I have, let me see, seven Wi-Fi enabled devices currently running in my home office. That includes a tablet, a smartphone, five laptops, and a Roku streaming the last episode of Game of Thrones. That’s about par. According to Parks Associates, the average home in 2017 had nine Wi-Fi equipped devices. Offices have far more. That means distributing the internet to so much gear has become a real problem. That’s where Wi-Fi 6 comes in.
Wi-Fi 6, also known as 802.11ax, is like its predecessors, faster than the standards, which came before it. How much faster? It depends.
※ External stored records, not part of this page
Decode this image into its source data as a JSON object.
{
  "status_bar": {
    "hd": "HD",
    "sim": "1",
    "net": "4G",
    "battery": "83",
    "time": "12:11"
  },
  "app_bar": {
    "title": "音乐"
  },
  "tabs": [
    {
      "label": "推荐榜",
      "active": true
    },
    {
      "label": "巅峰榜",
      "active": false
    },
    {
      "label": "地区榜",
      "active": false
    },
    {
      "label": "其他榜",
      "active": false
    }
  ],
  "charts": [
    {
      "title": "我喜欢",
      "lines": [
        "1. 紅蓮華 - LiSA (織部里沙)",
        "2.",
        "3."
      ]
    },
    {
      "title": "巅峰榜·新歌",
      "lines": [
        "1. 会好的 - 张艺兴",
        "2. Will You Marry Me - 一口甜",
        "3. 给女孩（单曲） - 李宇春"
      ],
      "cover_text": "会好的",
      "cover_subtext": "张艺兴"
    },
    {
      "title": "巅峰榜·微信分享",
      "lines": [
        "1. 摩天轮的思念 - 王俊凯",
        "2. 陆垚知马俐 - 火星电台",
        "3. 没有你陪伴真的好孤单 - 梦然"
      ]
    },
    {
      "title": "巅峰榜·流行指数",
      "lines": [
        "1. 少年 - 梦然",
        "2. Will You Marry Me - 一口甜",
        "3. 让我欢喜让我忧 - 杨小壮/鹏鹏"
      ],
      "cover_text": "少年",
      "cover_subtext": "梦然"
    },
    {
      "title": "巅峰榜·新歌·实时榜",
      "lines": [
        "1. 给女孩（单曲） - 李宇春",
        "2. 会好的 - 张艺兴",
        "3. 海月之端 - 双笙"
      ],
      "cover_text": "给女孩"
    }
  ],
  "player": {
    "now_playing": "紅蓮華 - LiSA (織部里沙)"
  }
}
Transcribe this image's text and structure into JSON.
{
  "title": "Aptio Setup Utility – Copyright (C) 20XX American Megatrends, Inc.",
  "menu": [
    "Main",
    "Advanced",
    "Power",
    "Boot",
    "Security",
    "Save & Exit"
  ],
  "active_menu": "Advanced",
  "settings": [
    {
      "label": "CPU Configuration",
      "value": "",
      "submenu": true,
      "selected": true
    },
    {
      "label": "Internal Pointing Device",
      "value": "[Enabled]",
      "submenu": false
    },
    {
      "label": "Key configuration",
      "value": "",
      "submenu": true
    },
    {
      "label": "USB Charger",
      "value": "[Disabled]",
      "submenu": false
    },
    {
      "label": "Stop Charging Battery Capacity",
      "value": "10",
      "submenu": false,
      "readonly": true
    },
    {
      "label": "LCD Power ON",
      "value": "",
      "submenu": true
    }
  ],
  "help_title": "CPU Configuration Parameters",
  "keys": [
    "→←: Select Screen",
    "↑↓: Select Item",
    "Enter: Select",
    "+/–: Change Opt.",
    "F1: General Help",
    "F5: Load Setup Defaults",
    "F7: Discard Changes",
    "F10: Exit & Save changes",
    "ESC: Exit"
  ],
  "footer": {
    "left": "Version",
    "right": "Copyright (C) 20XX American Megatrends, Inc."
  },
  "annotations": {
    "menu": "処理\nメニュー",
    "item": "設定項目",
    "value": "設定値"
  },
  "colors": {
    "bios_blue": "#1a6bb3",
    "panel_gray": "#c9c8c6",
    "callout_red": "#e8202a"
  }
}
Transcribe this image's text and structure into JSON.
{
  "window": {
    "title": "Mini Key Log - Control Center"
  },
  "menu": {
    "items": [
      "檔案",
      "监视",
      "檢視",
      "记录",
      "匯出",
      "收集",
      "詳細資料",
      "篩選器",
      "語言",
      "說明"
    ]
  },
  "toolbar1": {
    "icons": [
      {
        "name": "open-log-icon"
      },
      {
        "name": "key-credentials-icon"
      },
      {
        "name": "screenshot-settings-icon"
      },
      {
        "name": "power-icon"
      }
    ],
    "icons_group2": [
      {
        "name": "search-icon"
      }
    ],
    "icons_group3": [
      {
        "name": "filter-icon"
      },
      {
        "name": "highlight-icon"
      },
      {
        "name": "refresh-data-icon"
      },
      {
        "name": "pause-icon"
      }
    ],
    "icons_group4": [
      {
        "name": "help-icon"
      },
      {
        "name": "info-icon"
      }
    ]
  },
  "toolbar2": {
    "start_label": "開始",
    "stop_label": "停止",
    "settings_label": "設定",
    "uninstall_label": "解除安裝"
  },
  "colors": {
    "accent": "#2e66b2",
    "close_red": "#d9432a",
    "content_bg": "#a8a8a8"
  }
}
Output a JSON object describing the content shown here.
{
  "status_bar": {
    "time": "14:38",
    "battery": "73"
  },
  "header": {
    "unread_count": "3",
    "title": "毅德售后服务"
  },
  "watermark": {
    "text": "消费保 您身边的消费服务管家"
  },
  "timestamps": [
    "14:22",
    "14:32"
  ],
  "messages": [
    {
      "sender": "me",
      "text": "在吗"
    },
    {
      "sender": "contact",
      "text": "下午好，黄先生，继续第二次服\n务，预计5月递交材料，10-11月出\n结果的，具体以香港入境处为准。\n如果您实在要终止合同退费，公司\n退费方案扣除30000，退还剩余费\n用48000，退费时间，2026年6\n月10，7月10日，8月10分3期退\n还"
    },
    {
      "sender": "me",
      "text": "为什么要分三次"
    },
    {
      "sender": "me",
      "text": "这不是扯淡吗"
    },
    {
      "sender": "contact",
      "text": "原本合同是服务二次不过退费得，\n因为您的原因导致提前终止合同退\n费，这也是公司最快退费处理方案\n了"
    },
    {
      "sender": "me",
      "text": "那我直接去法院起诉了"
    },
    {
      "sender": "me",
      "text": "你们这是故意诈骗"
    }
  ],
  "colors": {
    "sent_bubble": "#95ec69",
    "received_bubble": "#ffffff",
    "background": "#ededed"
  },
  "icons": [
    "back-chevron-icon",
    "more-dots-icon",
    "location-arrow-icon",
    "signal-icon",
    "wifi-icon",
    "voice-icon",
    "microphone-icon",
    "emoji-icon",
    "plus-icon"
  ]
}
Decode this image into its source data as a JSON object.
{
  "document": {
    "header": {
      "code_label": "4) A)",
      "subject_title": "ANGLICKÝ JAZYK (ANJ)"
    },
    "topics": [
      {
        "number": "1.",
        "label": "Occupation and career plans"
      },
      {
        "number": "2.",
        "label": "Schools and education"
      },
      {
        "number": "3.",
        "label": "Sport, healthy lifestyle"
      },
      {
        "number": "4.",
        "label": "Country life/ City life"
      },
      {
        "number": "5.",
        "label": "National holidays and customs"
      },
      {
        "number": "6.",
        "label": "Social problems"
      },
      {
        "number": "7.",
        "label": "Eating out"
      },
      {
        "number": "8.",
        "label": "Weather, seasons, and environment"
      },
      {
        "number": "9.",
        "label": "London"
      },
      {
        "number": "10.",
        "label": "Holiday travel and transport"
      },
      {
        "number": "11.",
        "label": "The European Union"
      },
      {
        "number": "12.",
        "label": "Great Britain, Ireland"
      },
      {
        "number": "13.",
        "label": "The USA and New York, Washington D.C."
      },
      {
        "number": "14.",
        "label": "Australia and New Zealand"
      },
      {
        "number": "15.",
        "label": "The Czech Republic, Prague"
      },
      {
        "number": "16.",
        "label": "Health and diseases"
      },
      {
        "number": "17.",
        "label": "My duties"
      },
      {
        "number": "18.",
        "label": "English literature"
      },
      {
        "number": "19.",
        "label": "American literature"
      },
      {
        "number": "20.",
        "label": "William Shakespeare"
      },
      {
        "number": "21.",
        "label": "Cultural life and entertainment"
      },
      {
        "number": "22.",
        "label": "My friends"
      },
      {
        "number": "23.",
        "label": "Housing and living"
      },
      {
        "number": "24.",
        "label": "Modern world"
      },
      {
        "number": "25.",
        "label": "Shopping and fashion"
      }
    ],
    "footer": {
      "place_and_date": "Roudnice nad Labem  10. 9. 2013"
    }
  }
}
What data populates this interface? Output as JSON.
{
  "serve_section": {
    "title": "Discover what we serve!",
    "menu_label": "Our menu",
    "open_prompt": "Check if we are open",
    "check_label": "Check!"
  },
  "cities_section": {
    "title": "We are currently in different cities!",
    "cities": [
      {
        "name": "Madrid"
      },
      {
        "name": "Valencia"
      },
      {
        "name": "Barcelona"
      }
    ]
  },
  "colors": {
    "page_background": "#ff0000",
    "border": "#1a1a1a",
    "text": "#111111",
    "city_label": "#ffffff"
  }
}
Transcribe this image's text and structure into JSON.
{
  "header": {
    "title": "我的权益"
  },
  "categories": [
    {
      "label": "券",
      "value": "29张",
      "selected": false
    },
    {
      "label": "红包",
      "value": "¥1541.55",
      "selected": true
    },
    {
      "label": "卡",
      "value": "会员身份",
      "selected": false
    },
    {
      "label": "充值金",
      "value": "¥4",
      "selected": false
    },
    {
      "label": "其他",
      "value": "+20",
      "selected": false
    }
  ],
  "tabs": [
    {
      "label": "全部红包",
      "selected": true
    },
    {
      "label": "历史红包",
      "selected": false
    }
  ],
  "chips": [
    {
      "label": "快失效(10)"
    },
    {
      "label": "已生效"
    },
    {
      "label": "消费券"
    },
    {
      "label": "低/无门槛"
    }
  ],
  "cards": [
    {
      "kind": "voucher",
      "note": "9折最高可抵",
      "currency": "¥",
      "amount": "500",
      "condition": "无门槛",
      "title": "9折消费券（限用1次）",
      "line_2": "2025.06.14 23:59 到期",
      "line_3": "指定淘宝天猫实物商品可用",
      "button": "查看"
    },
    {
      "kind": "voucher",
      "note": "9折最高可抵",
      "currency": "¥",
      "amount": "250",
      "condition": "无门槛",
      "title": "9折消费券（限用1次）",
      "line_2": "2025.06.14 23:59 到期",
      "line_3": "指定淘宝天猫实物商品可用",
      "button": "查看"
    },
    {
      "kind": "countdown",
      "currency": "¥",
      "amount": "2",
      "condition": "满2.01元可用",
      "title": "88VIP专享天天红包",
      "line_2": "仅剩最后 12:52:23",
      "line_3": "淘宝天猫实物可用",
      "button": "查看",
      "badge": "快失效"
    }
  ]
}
The new Wi-Fi standard could be between four to ten times faster than 802.11ac. That’s the theory. In the real world, I expect it to be about 50% faster than the top-of-the-line networking gear you’re using today. This means you’ll see Gigabit speeds.
Keep in mind, though, that to see any speed increase both your client devices and your routers must be using Wi-Fi 6. When it comes to networking speeds — from the days when we were running our networks over frozen yellow snake with speeds of less than 10Mbps to today when our datacenters run at 10 Gbps speeds — a network is only as fast as its slowest connection.
So, yes, it will be faster, but that’s not all that big a deal. Where Wi-Fi 6 really shines is in distributing your network’s broadband across multiple devices. You’ve seen this problem yourself. You’re in a large venue before anyone is there and you’ve got plenty of bandwidth. But, as it fills up, your bandwidth drops to a slow crawl for an arthritic turtle.
Yes, part of the problem is you’re sharing the backbone internet connection with more people, but another major part of it is that the current generation of Wi-Fi routers can’t handle connecting efficiently to four or more devices at once. They can handle far more — and they do — but your device has to wait in a virtual line once there are more than four gadgets making a connection at once. Wi-Fi 6 doubles that to eight simultaneous connections by making better use Multi-User-Multiple Input, Multiple Output (MU-MIMO) technology than earlier standard devices.
Wi-Fi 6 also makes good use of Orthogonal Frequency Division Multiple Access (ODMFA), With earlier approaches, a Wi-Fi channel is kept open until your data transmission is completed. This leaves a lot of devices standing around waiting for their chance. With OFDMA, these channels are divided up into many smaller sub-channels. The net result is instead of lingering around for the next available channel, as many as 30 clients can share a channel instead of taking turns.
What that means for you and your network is you’re much less likely to see network delays because of congestion. So, instead of seeing your speeds collapse when more people are hooking into the network, Wi-Fi 6 can handle the load much more gracefully.
I like the idea of how Wi-Fi 6 will help in my networked home office. But where it’s really going to be worth the money is for any business supporting dense device environments, such as convention centers, hotels, schools, and stadiums. If that’s your kind of company, start setting aside some capital budget for upgrading your wireless network infrastructure today. Wi-Fi 6 is an essential upgrade for these businesses.
Besides helping you personally, OFDMA enables low-bandwidth requests to transmit in parallel. This means you get reduced latency and jitter. As we depend ever more on networking for video and the Internet of Things (IoT) this will help both of those technologies live up to their potential.
IoT users will also benefit from a new feature called Target Wake Time (TWT). With this, routers can schedule check-in times. This will enable IoT devices to use less power since they won’t be constantly maintaining their net connections.
Put it all together and you want to start getting ready to upgrade to Wi-Fi 6. That said, don’t be in too much of a hurry. Wait until the technology is fully baked. Sure, as ABI Research Senior Analyst Andrew Zignani noted “Wi-Fi 6 pre-standard chipsets are readily available from numerous vendors including Broadcom, Qualcomm, Marvell, Quantenna, Intel, and Celenom,” but they are “pre-standard.” The Wi-Fi 6 standard hasn’t been nailed down yet. It will be completed later this year.
Today’s devices will probably work with their draft Wi-Fi 6 firmware, but you may not want to spend money on “probably.” Still, some Wi-Fi 6 routers are already available. These include the Asus RT-AX88U Dual Band 802.11ax Wi-Fi Router, Netgear Nighthawk AX8 (RAX80), and TP-Link Archer AX6000.
In any case, to take advantage of Wi-Fi 6, your client equipment needs to be ready to support it. Today, that’s only a handful of devices. The next generation of PCs with Intel Ice Lake processors and smartphones with Qualcomm’s Snapdragon 855 processors are still quarters away from the mass market.
But, by year’s end or the beginning of 2020, you will want want to move to Wi-Fi 6. It will be a game changer.